Bucks face uphill climb without Redd
Michael Redd, 29, has been a picture of health for years. No surgeries. No serious injuries. But that all changed Saturday night, when Redd hobbled off the floor in the third quarter of the Bucks' game against Sacramento. Tests revealed Redd had suffered a torn left ACL and MCL and would be lost for the remainder of the season.
"I knew it as soon as it happened," Redd said in a telephone interview. "As I walked off, it didn't feel right."
The good news: As serious as Redd's injury was, it probably could have been worse. Doctors have told Redd that they expect him to make a complete recovery within six months, more than enough time for the shooting guard to be ready for the start of next season. Redd talked about spending his time off reshaping his body -- "Look for my body to be totally different next year," he vowed -- and said he got a boost from a phone call from Dwyane Wade, who has battled knee injuries in the past.
"He told me to take my time, not rush it and I will come back stronger," Redd said. "Seeing how he has played this season after battling stuff like this, that means a lot."
The bad news: Milwaukee's playoff run could be over. Redd was the team's leading scorer (21.2 points), and the Bucks won't get anywhere near that kind of production from backups Ramon Sessions and Charlie Bell. It's a huge disappointment for a team that survived a brutal two-month stretch at the start of the season to grab a tenuous hold on the eighth playoff spot in the East.
"I think we can still do it," Redd said. RJ [Richard Jefferson] is a great scorer. Charlie [Villanueva] is a scorer. Andrew Bogut is back. And I'm going to be around to encourage them and hold everyone accountable. I'm going to be like a coach."
I think the Cavs are scared to make a big splash to avoid disturbing chemistry, but a more subtle move could do the trick. A guy like Jason Kapono could be a perfect addition to come off the bench to provide a deadly outside threat and more production than Sasha Pavlovic. As a Raptors fan I like Kapono, but for whatever reason his talents seem wasted on this team.
You're right, the Cavs are nervous about any deal disrupting their carefully cultivated chemistry. I'm not sure Kapono is the answer. I don't think he is that much of an upgrade over Wally Szczerbiak or Pavlovic. Szczerbiak is a lot like Kapono: spot-up shooter who doesn't do much of anything else.

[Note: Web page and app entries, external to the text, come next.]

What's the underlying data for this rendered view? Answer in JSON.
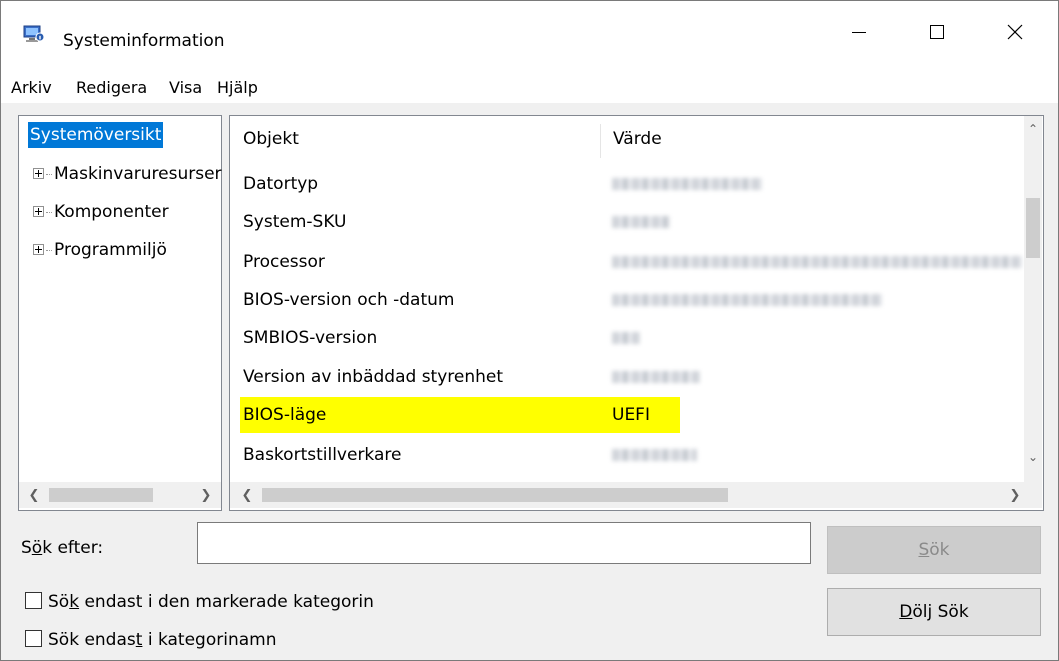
{
  "window": {
    "title": "Systeminformation",
    "icon": "system-information-icon",
    "controls": {
      "minimize": "minimize-icon",
      "maximize": "maximize-icon",
      "close": "close-icon"
    }
  },
  "menu": {
    "items": [
      "Arkiv",
      "Redigera",
      "Visa",
      "Hjälp"
    ]
  },
  "tree": {
    "selected": "Systemöversikt",
    "items": [
      "Maskinvaruresurser",
      "Komponenter",
      "Programmiljö"
    ]
  },
  "list": {
    "columns": [
      "Objekt",
      "Värde"
    ],
    "rows": [
      {
        "label": "Datortyp",
        "value": ""
      },
      {
        "label": "System-SKU",
        "value": ""
      },
      {
        "label": "Processor",
        "value": ""
      },
      {
        "label": "BIOS-version och -datum",
        "value": ""
      },
      {
        "label": "SMBIOS-version",
        "value": ""
      },
      {
        "label": "Version av inbäddad styrenhet",
        "value": ""
      },
      {
        "label": "BIOS-läge",
        "value": "UEFI",
        "highlighted": true
      },
      {
        "label": "Baskortstillverkare",
        "value": ""
      }
    ],
    "highlight_color": "#ffff00"
  },
  "search": {
    "label_prefix": "S",
    "label_underline": "ö",
    "label_suffix": "k efter:",
    "input_value": "",
    "search_button": {
      "prefix": "",
      "underline": "S",
      "suffix": "ök"
    },
    "hide_button": {
      "prefix": "",
      "underline": "D",
      "suffix": "ölj Sök"
    },
    "checkbox1": {
      "prefix": "Sö",
      "underline": "k",
      "suffix": " endast i den markerade kategorin",
      "checked": false
    },
    "checkbox2": {
      "prefix": "Sök endas",
      "underline": "t",
      "suffix": " i kategorinamn",
      "checked": false
    }
  },
  "colors": {
    "selection": "#0078d7",
    "highlight": "#ffff00"
  }
}
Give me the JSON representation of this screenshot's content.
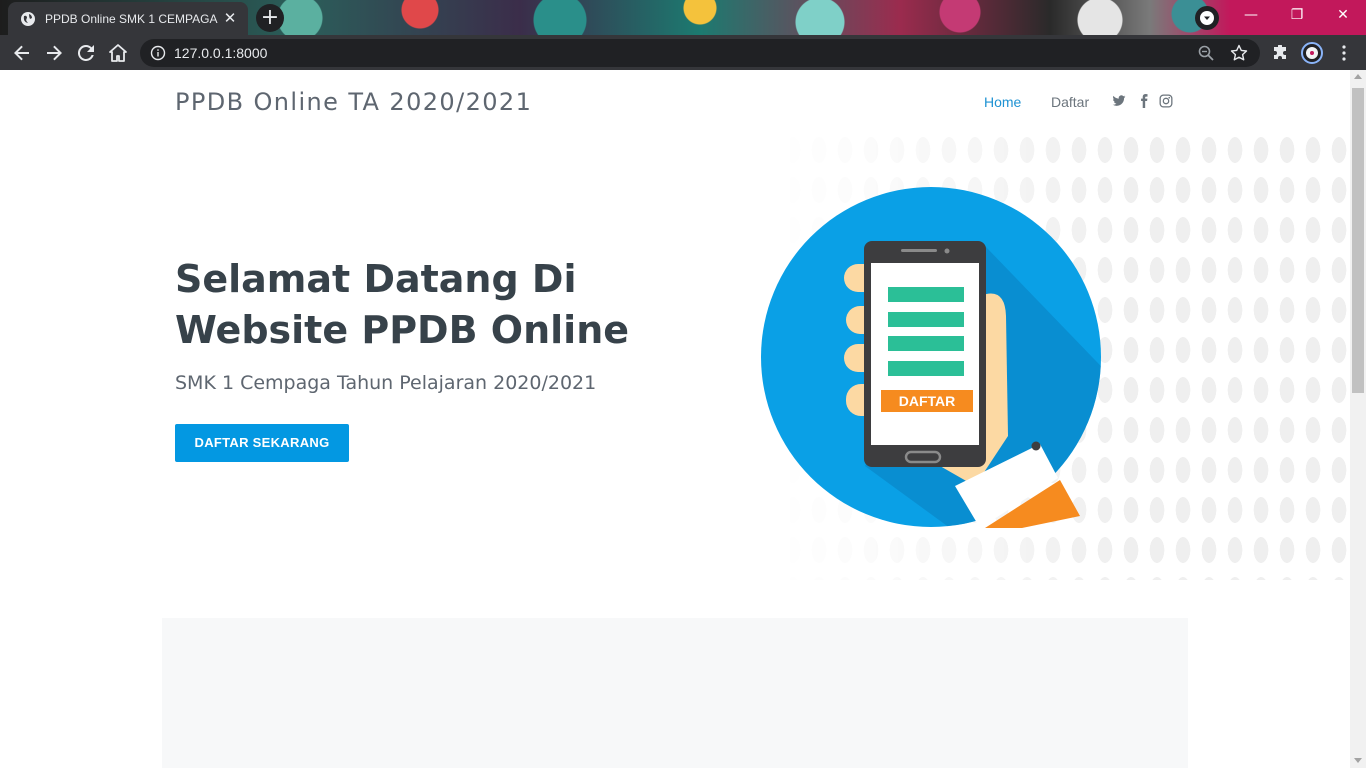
{
  "browser": {
    "tab_title": "PPDB Online SMK 1 CEMPAGA",
    "tab_close": "✕",
    "new_tab": "+",
    "url": "127.0.0.1:8000",
    "window_controls": {
      "minimize": "—",
      "maximize": "❐",
      "close": "✕"
    }
  },
  "site": {
    "brand": "PPDB Online TA 2020/2021",
    "nav": {
      "home": "Home",
      "daftar": "Daftar"
    },
    "social": [
      "twitter-icon",
      "facebook-icon",
      "instagram-icon"
    ]
  },
  "hero": {
    "title": "Selamat Datang Di Website PPDB Online",
    "subtitle": "SMK 1 Cempaga Tahun Pelajaran 2020/2021",
    "cta": "DAFTAR SEKARANG",
    "illustration_label": "DAFTAR"
  },
  "colors": {
    "accent": "#0398e2",
    "nav_active": "#1e92d3",
    "heading": "#37424a",
    "text_muted": "#5e6670",
    "illustration_circle": "#0aa0e6",
    "form_lines": "#2bbf97",
    "daftar_badge": "#f68b1f"
  }
}
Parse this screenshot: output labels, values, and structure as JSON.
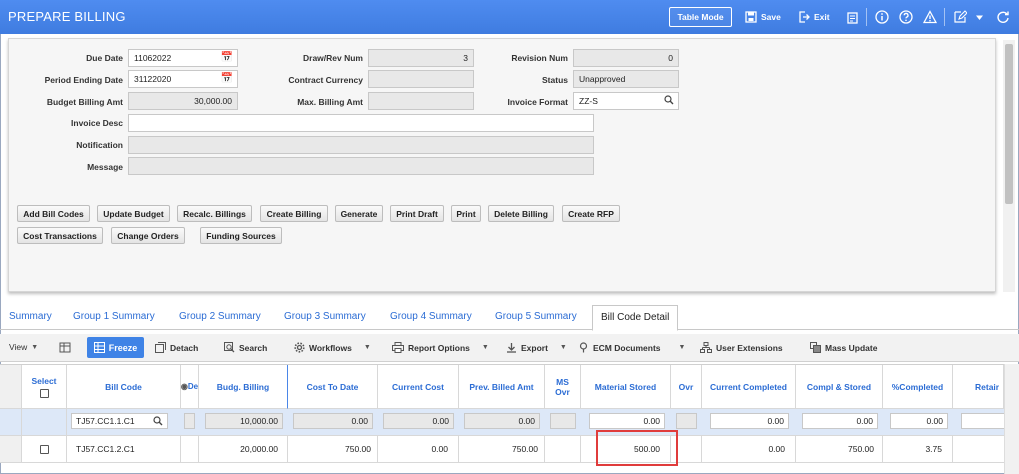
{
  "window": {
    "title": "PREPARE BILLING",
    "table_mode": "Table Mode",
    "save": "Save",
    "exit": "Exit"
  },
  "form": {
    "due_date_label": "Due Date",
    "due_date": "11062022",
    "period_ending_label": "Period Ending Date",
    "period_ending": "31122020",
    "budget_billing_label": "Budget Billing Amt",
    "budget_billing": "30,000.00",
    "draw_rev_label": "Draw/Rev Num",
    "draw_rev": "3",
    "contract_currency_label": "Contract Currency",
    "contract_currency": "",
    "max_billing_label": "Max. Billing Amt",
    "max_billing": "",
    "revision_label": "Revision Num",
    "revision": "0",
    "status_label": "Status",
    "status": "Unapproved",
    "invoice_format_label": "Invoice Format",
    "invoice_format": "ZZ-S",
    "invoice_desc_label": "Invoice Desc",
    "invoice_desc": "",
    "notification_label": "Notification",
    "notification": "",
    "message_label": "Message",
    "message": ""
  },
  "actions": [
    "Add Bill Codes",
    "Update Budget",
    "Recalc. Billings",
    "Create Billing",
    "Generate",
    "Print Draft",
    "Print",
    "Delete Billing",
    "Create RFP",
    "Cost Transactions",
    "Change Orders",
    "Funding Sources"
  ],
  "tabs": [
    "Summary",
    "Group 1 Summary",
    "Group 2 Summary",
    "Group 3 Summary",
    "Group 4 Summary",
    "Group 5 Summary",
    "Bill Code Detail"
  ],
  "toolbar": {
    "view": "View",
    "freeze": "Freeze",
    "detach": "Detach",
    "search": "Search",
    "workflows": "Workflows",
    "report_options": "Report Options",
    "export": "Export",
    "ecm_documents": "ECM Documents",
    "user_extensions": "User Extensions",
    "mass_update": "Mass Update"
  },
  "grid": {
    "headers": {
      "select": "Select",
      "bill_code": "Bill Code",
      "de": "De",
      "budg_billing": "Budg. Billing",
      "cost_to_date": "Cost To Date",
      "current_cost": "Current Cost",
      "prev_billed": "Prev. Billed Amt",
      "ms_ovr": "MS Ovr",
      "material_stored": "Material Stored",
      "ovr": "Ovr",
      "current_completed": "Current Completed",
      "compl_stored": "Compl & Stored",
      "pct_completed": "%Completed",
      "retain": "Retair"
    },
    "rows": [
      {
        "bill_code": "TJ57.CC1.1.C1",
        "budg_billing": "10,000.00",
        "cost_to_date": "0.00",
        "current_cost": "0.00",
        "prev_billed": "0.00",
        "material_stored": "0.00",
        "current_completed": "0.00",
        "compl_stored": "0.00",
        "pct_completed": "0.00"
      },
      {
        "bill_code": "TJ57.CC1.2.C1",
        "budg_billing": "20,000.00",
        "cost_to_date": "750.00",
        "current_cost": "0.00",
        "prev_billed": "750.00",
        "material_stored": "500.00",
        "current_completed": "0.00",
        "compl_stored": "750.00",
        "pct_completed": "3.75"
      }
    ]
  }
}
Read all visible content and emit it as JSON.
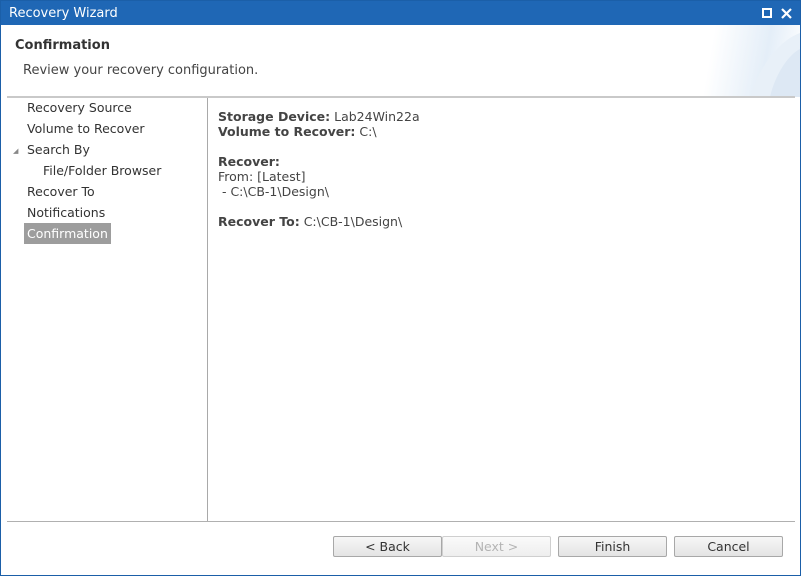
{
  "window": {
    "title": "Recovery Wizard"
  },
  "header": {
    "title": "Confirmation",
    "subtitle": "Review your recovery configuration."
  },
  "nav": {
    "items": [
      {
        "label": "Recovery Source"
      },
      {
        "label": "Volume to Recover"
      },
      {
        "label": "Search By"
      },
      {
        "label": "File/Folder Browser"
      },
      {
        "label": "Recover To"
      },
      {
        "label": "Notifications"
      },
      {
        "label": "Confirmation"
      }
    ],
    "selected": "Confirmation"
  },
  "summary": {
    "storage_device_label": "Storage Device:",
    "storage_device_value": "Lab24Win22a",
    "volume_label": "Volume to Recover:",
    "volume_value": "C:\\",
    "recover_label": "Recover:",
    "from_line": "From: [Latest]",
    "path_line": " - C:\\CB-1\\Design\\",
    "recover_to_label": "Recover To:",
    "recover_to_value": "C:\\CB-1\\Design\\"
  },
  "buttons": {
    "back": "< Back",
    "next": "Next >",
    "finish": "Finish",
    "cancel": "Cancel"
  },
  "colors": {
    "titlebar": "#1f67b5",
    "selected_nav": "#9d9d9d"
  }
}
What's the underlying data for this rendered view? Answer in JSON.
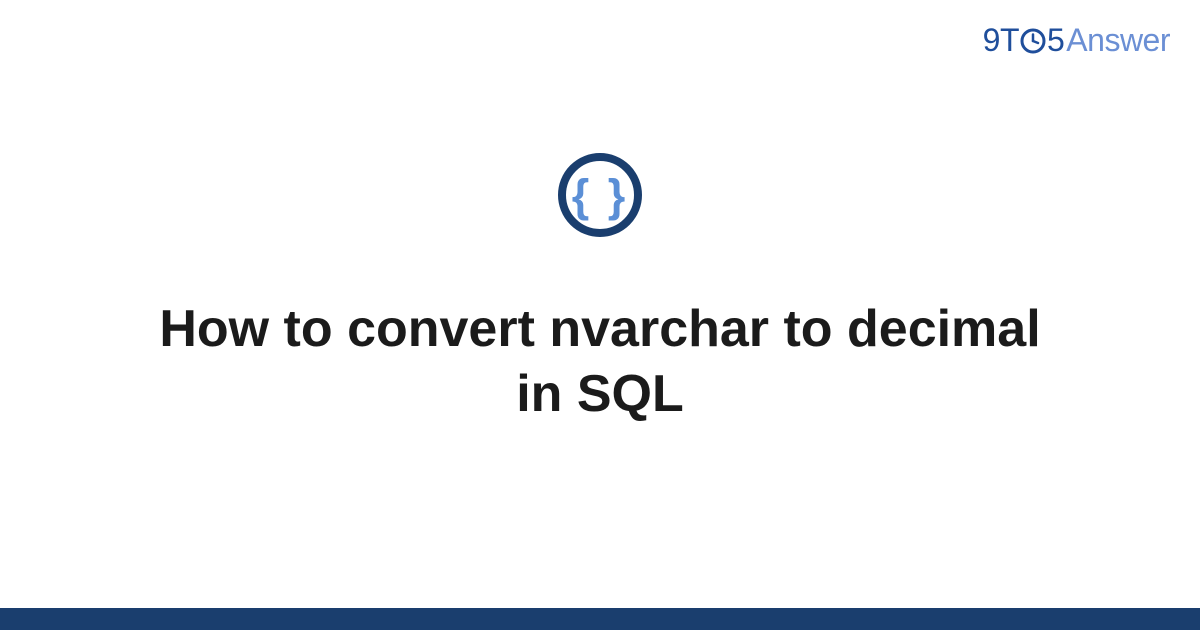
{
  "brand": {
    "part1": "9T",
    "clock_icon": "clock-o",
    "part2": "5",
    "part3": "Answer"
  },
  "main": {
    "icon": "code-braces-icon",
    "braces_glyph": "{ }",
    "title": "How to convert nvarchar to decimal in SQL"
  },
  "colors": {
    "brand_primary": "#1f4e9b",
    "brand_secondary": "#6b8fd4",
    "icon_ring": "#1a3e6e",
    "icon_braces": "#5b8fd6",
    "footer": "#1a3e6e"
  }
}
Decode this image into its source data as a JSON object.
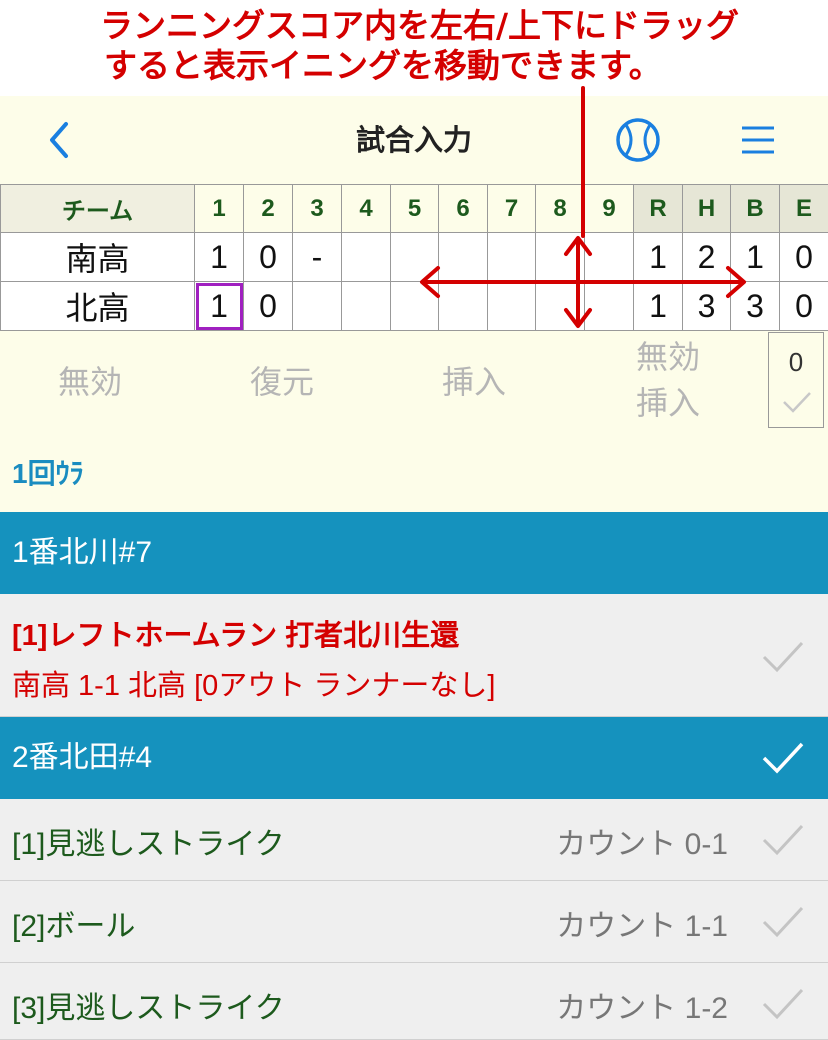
{
  "annotation": {
    "line1": "ランニングスコア内を左右/上下にドラッグ",
    "line2": "すると表示イニングを移動できます。"
  },
  "nav": {
    "title": "試合入力"
  },
  "scoreboard": {
    "team_header": "チーム",
    "innings": [
      "1",
      "2",
      "3",
      "4",
      "5",
      "6",
      "7",
      "8",
      "9"
    ],
    "totals_header": [
      "R",
      "H",
      "B",
      "E"
    ],
    "teams": [
      {
        "name": "南高",
        "innings": [
          "1",
          "0",
          "-",
          "",
          "",
          "",
          "",
          "",
          ""
        ],
        "totals": [
          "1",
          "2",
          "1",
          "0"
        ]
      },
      {
        "name": "北高",
        "innings": [
          "1",
          "0",
          "",
          "",
          "",
          "",
          "",
          "",
          ""
        ],
        "totals": [
          "1",
          "3",
          "3",
          "0"
        ]
      }
    ]
  },
  "actions": {
    "void": "無効",
    "restore": "復元",
    "insert": "挿入",
    "void_insert_1": "無効",
    "void_insert_2": "挿入"
  },
  "count_box": {
    "value": "0"
  },
  "inning_label": "1回ｳﾗ",
  "plays": {
    "batter1": "1番北川#7",
    "homerun_title": "[1]レフトホームラン 打者北川生還",
    "homerun_detail": "南高 1-1 北高 [0アウト ランナーなし]",
    "batter2": "2番北田#4",
    "pitches": [
      {
        "desc": "[1]見逃しストライク",
        "count": "カウント 0-1"
      },
      {
        "desc": "[2]ボール",
        "count": "カウント 1-1"
      },
      {
        "desc": "[3]見逃しストライク",
        "count": "カウント 1-2"
      }
    ]
  },
  "colors": {
    "annotation_red": "#d40000",
    "app_bg": "#fdfde9",
    "batter_header_bg": "#1592be",
    "team_south": "#d0476a",
    "team_north": "#1a8cc0",
    "selected_outline": "#a020c0",
    "pitch_text": "#1d5a1d"
  }
}
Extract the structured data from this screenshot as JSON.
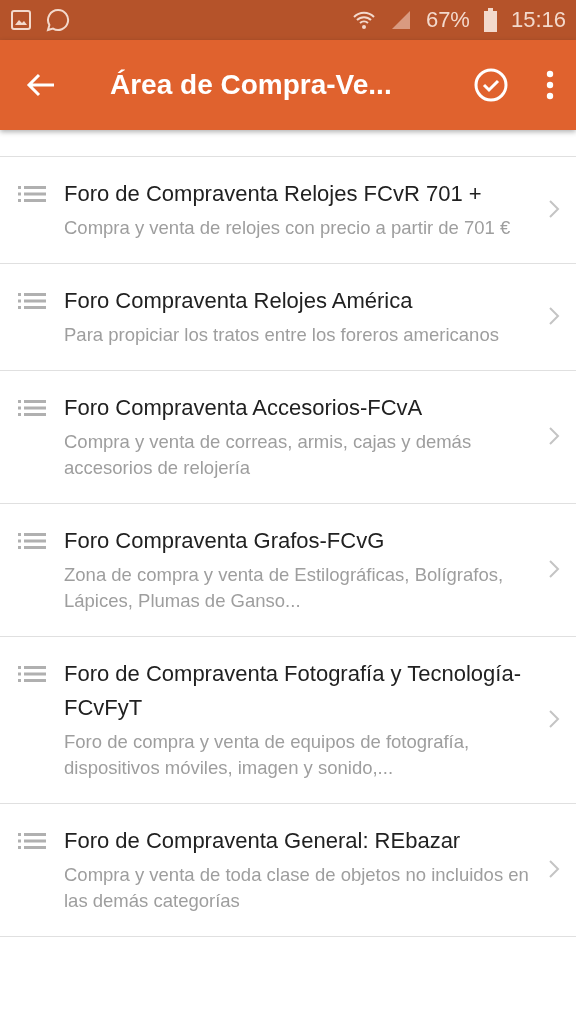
{
  "status_bar": {
    "battery": "67%",
    "time": "15:16"
  },
  "app_bar": {
    "title": "Área de Compra-Ve..."
  },
  "forums": [
    {
      "title": "Foro de Compraventa Relojes FCvR 701 +",
      "description": "Compra y venta de relojes con precio a partir de 701 €"
    },
    {
      "title": "Foro Compraventa Relojes América",
      "description": "Para propiciar los tratos entre los foreros americanos"
    },
    {
      "title": "Foro Compraventa Accesorios-FCvA",
      "description": "Compra y venta de correas, armis, cajas y demás accesorios de relojería"
    },
    {
      "title": "Foro Compraventa Grafos-FCvG",
      "description": "Zona de compra y venta de Estilográficas, Bolígrafos, Lápices, Plumas de Ganso..."
    },
    {
      "title": "Foro de Compraventa Fotografía y Tecnología-FCvFyT",
      "description": "Foro de compra y venta de equipos de fotografía, dispositivos móviles, imagen y sonido,..."
    },
    {
      "title": "Foro de Compraventa General: REbazar",
      "description": "Compra y venta de toda clase de objetos no incluidos en las demás categorías"
    }
  ]
}
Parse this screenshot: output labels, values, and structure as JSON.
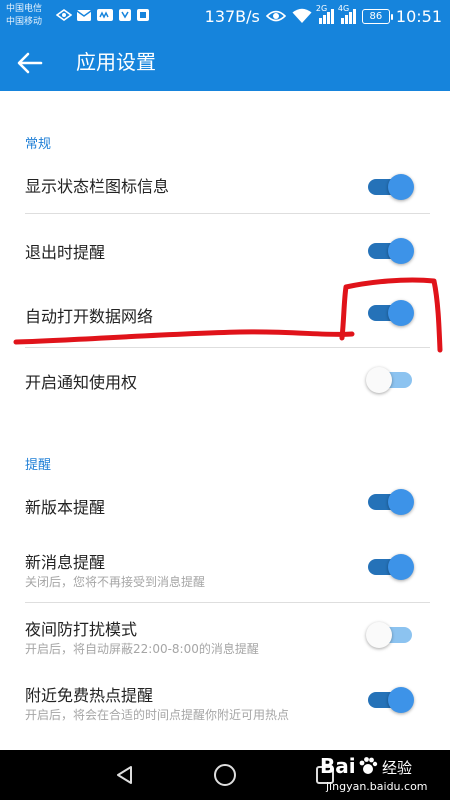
{
  "statusbar": {
    "carrier1": "中国电信",
    "carrier2": "中国移动",
    "speed": "137B/s",
    "net2g": "2G",
    "net4g": "4G",
    "battery": "86",
    "time": "10:51"
  },
  "appbar": {
    "title": "应用设置"
  },
  "sections": {
    "general": {
      "header": "常规",
      "items": [
        {
          "title": "显示状态栏图标信息",
          "enabled": true
        },
        {
          "title": "退出时提醒",
          "enabled": true
        },
        {
          "title": "自动打开数据网络",
          "enabled": true
        },
        {
          "title": "开启通知使用权",
          "enabled": false
        }
      ]
    },
    "reminders": {
      "header": "提醒",
      "items": [
        {
          "title": "新版本提醒",
          "enabled": true
        },
        {
          "title": "新消息提醒",
          "subtitle": "关闭后，您将不再接受到消息提醒",
          "enabled": true
        },
        {
          "title": "夜间防打扰模式",
          "subtitle": "开启后，将自动屏蔽22:00-8:00的消息提醒",
          "enabled": false
        },
        {
          "title": "附近免费热点提醒",
          "subtitle": "开启后，将会在合适的时间点提醒你附近可用热点",
          "enabled": true
        }
      ]
    }
  },
  "watermark": {
    "logo": "Bai",
    "text": "经验",
    "url": "jingyan.baidu.com"
  },
  "colors": {
    "primary": "#1684dc",
    "toggle_on_track": "#2572b8",
    "toggle_on_knob": "#3d93e8",
    "toggle_off_track": "#8cc3f0",
    "annotation": "#e0131a"
  }
}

Cleveland doesn't have many holes, but bringing in a backup big man like Joe Smith would provide valuable insurance in case Zydrunas Ilgauskas suffers another injury. I still expect the Thunder to waive Smith before March 1.
Given the quick trigger on coaches lately, what do you think about the future of Detroit's Michael Curry, Chicago's Vinny Del Negro and Phoenix's Terry Porter -- three coaches who were hired last offseason?
My feeling is you can't evaluate a coach without at least two years on the job. That said, I'm starting to seriously wonder if Curry, Del Negro and Porter will survive until next season. Curry is the most likely to stay because he has a strong general manager in Joe Dumars, who understands there will be bumps in the road for a team essentially trying to reinvent itself. Del Negro, who wasn't Chicago's first choice, appears to have lost his players, and Porter's system has not endeared him to Steve Nash or Amaré Stoudemire. So I don't think coach-hunting season is over yet.
Come on, Chris, stop throwing Chris Bosh's name out there in a meek effort to get the Raptors' faithful upset enough to start e-mailing you like crazy about Bosh's possibly leaving. And yes, I realize the irony in this e-mail.
Hey, at least I'm not Jalen Rose, who announced on ESPN early this season that both Bosh and LeBron James would definitely be in New York in 2010. Look, I don't think New York City impresses Bosh the way it does LeBron. I think if Raptors GM Bryan Colangelo can put the kind of team together that will make Bosh feel comfortable in the direction of the franchise for the next six or seven years, he will re-sign. But if Colangelo doesn't, Bosh is gone. It's as simple as that.